  • built by the Japanese space program JAXA
  • Launched in 2010, it was the first successful demonstration of solar sail propulsion
  • Similar to ion propulsion
  • sunlight results in only a small amount of thrust
  • but it keeps compounding on itself
  • and only stops when the spacecraft is too far from the sun
  • The total thrust is determined
  • by the surface area of the sail
  • versus the mass of the spacecraft
  • With a big sail you can catch more light
  • With less mass, the light can push you faster
  • There’s also more solar energy imparted on the spacecraft
  • the closer you can get to the sun
  • As long as you don’t burn up in the process
  • Unfortunately this may not be good enough
  • to get to another star within a lifetime
  • It would take a 1 kg spacecraft
  • with a 1km x 1km sail
  • travelling extremely close to the sun
  • about 100 years to reach Proxima Centauri
  • But we may be able to improve on this
  • Breakthrough Starshot is another proof-of concept project
  • to design an unmanned laser propelled spacecraft.
  • A mothership containing thousands of nanocrafts will be launched into orbit
  • This allows for redundancy in case of failure and a variety of payload options
  • These tiny, gram-scale nanocraft
  • have a sail only 4 meters to a side
  • and just a few hundred atoms thick
  • The Light Beamer is a ground based array of lasers
  • that combine together in a single beam
  • to propel each nanocraft to 20% light speed within minutes
  • At that speed, they could reach Proxima Centauri in as little as 20 years
  • While just a flyby mission
  • they could get close enough to Proxima b
  • to take pictures with enough detail
  • to see continents and oceans if it has any
  • While the team doesn’t see any deal breakers that could stop the project
  • that’s not to say there won’t be any challenges
  • especially building the light beamer
  • At 100 gigawatts, the array would be 100 times more powerful than a nuclear power plant
  • It will also need to contend with the scattering effects of the atmosphere
  • as an orbital laser of this scale is too expensive
  • Speaking of which, the projected cost is nearly 10 billion dollars
  • about half of NASA’s 2016 budget
  • But it does start to look like a bargain compared to the $100 billion dollar cost
  • of the International Space Station
  • Breakthrough Starshot may represent not only the most practical interstellar spacecraft
  • but at 20% light speed it would be the fastest

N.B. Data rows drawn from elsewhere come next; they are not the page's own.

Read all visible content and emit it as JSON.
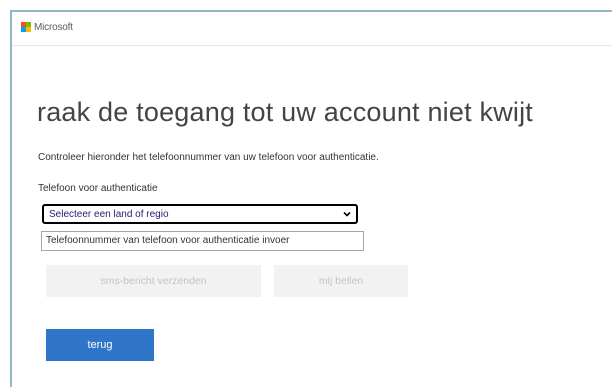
{
  "header": {
    "brand": "Microsoft"
  },
  "page": {
    "title": "raak de toegang tot uw account niet kwijt",
    "description": "Controleer hieronder het telefoonnummer van uw telefoon voor authenticatie."
  },
  "form": {
    "phone_label": "Telefoon voor authenticatie",
    "country_select_value": "Selecteer een land of regio",
    "phone_placeholder": "Telefoonnummer van telefoon voor authenticatie invoer"
  },
  "buttons": {
    "sms": "sms-bericht verzenden",
    "call": "mij bellen",
    "back": "terug"
  },
  "colors": {
    "accent": "#2f75c8",
    "disabled_bg": "#f2f2f2",
    "disabled_text": "#c4c4c4"
  },
  "icons": {
    "logo": "microsoft-logo-icon",
    "select": "chevron-down-icon"
  }
}
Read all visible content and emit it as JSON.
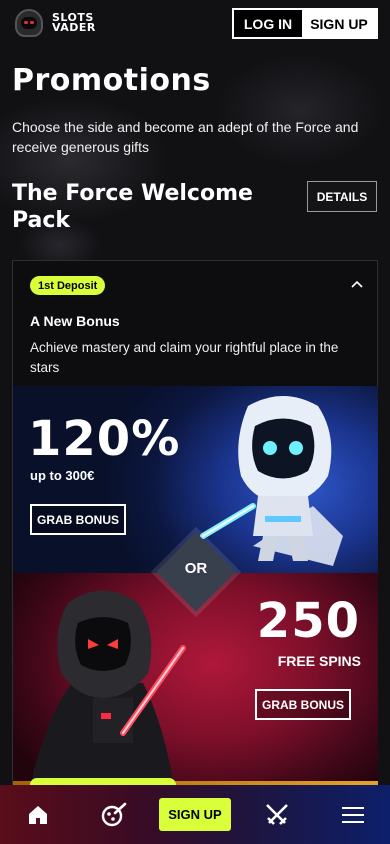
{
  "header": {
    "logo_line1": "SLOTS",
    "logo_line2": "VADER",
    "login_label": "LOG IN",
    "signup_label": "SIGN UP"
  },
  "page": {
    "title": "Promotions",
    "intro": "Choose the side and become an adept of the Force and receive generous gifts",
    "section_title": "The Force Welcome Pack",
    "details_label": "DETAILS"
  },
  "bonus": {
    "badge": "1st Deposit",
    "title": "A New Bonus",
    "description": "Achieve mastery and claim your rightful place in the stars",
    "offer1_amount": "120%",
    "offer1_sub": "up to 300€",
    "grab_label": "GRAB BONUS",
    "or_label": "OR",
    "offer2_amount": "250",
    "offer2_sub": "FREE SPINS"
  },
  "bottom_nav": {
    "signup_label": "SIGN UP",
    "icons": [
      "home-icon",
      "casino-icon",
      "swords-icon",
      "menu-icon"
    ]
  },
  "colors": {
    "accent": "#d9ff3a",
    "blue_panel": "#1b3590",
    "red_panel": "#7d0f2a"
  }
}
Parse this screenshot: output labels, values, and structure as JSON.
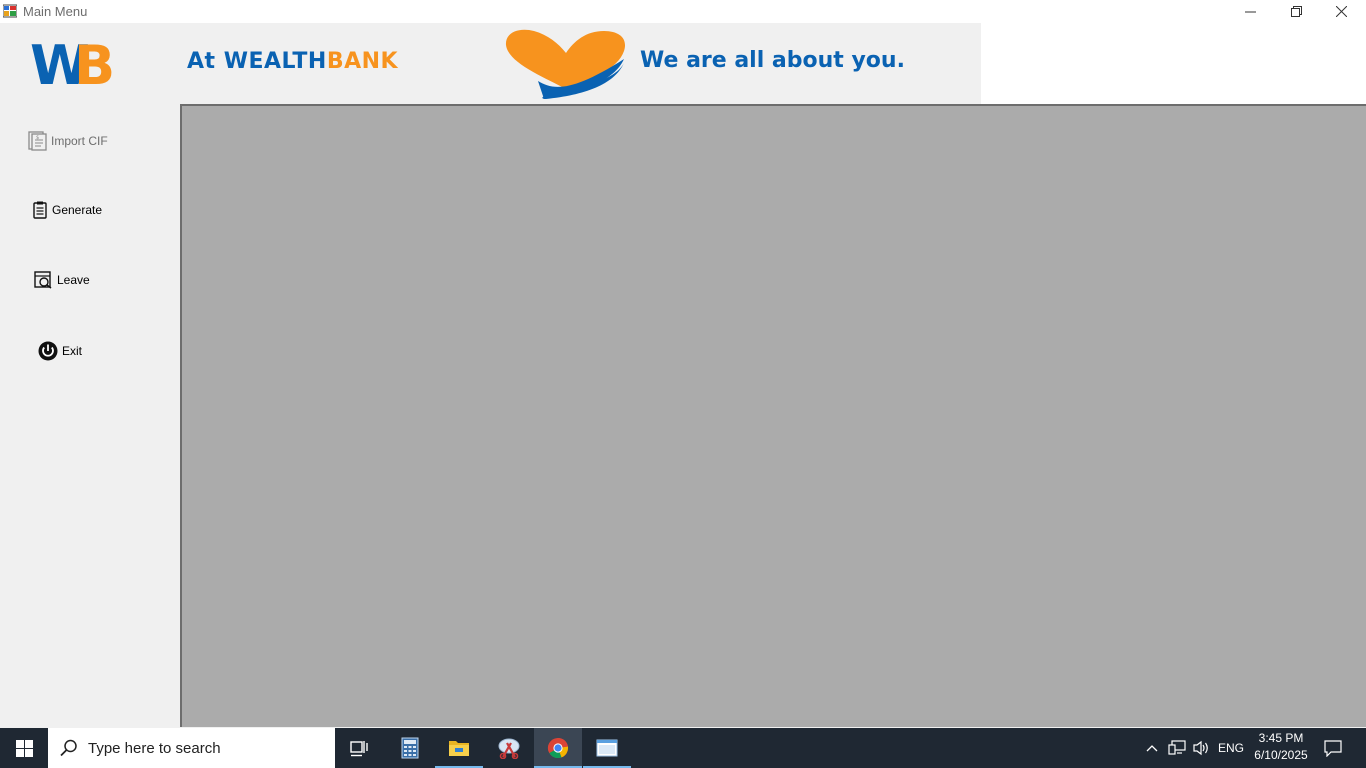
{
  "window": {
    "title": "Main Menu",
    "controls": [
      "minimize-icon",
      "restore-icon",
      "close-icon"
    ]
  },
  "banner": {
    "logo": "WB",
    "text_at": "At",
    "text_wealth": "WEALTH",
    "text_bank": "BANK",
    "tagline": "We are all about you.",
    "colors": {
      "blue": "#0a62b2",
      "orange": "#f7931e"
    }
  },
  "sidebar": {
    "items": [
      {
        "label": "Import CIF",
        "icon": "import-document-icon",
        "enabled": false
      },
      {
        "label": "Generate",
        "icon": "clipboard-list-icon",
        "enabled": true
      },
      {
        "label": "Leave",
        "icon": "leave-search-icon",
        "enabled": true
      },
      {
        "label": "Exit",
        "icon": "power-icon",
        "enabled": true
      }
    ]
  },
  "main": {
    "background": "#ababab"
  },
  "taskbar": {
    "search_placeholder": "Type here to search",
    "apps": [
      "task-view-icon",
      "calculator-icon",
      "file-explorer-icon",
      "snipping-tool-icon",
      "chrome-icon",
      "window-app-icon"
    ],
    "tray": {
      "language": "ENG",
      "time": "3:45 PM",
      "date": "6/10/2025"
    }
  }
}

Download subtitle

Description

Is interstellar travel doomed to remain in the realm of science fiction? Sticking to near future space propulsion only, how close can we get to the speed of light?

This video looks at the current spacecraft speed records with Apollo 10 holding the record for the fastest manned spacecraft, New Horizons probe for the fastest Earth escape velocity and the Helios probes for the fastest heliocentric velocity. But Solar Probe Plus will beat that when it launches in 2018. While Voyager 1 doesn't set any speed records, it was the first spacecraft to leave the solar system, so therefore the fastest solar system escape velocity by default.

For beating these speeds, this video explores what is possible in the near future only, so no antimatter, Alcubierre drives (warp), ramjets, etc... The EM drive is left out until it's proven with actual reproducible results in space.

Project Daedalus and the updated Project Icarus represent sound concepts for fusion spacecraft. IKAROS was the first successful demonstration of solar sail technology but hopefully the planetary society is not far behind with their LightSail cubsat (not covered in this video).

But what appears to have the most potential to reach the nearest star to our own, Proxima Centauri and it's newly discovered planet Proxima b is Breakthrough Starshot. Thousands of super lightweight laser sail nanocraft will be launched into space then the light beamer, a ground based laser array will propel these spacecraft to 20% light speed within minutes.

*All sources used in researching this video are listed in the end credits*

Music: "Inspired" Kevin MacLeod (incompetech.com)
Licensed under Creative Commons: By Attribution 3.0 License
http://creativecommons.org/licenses/by/3.0/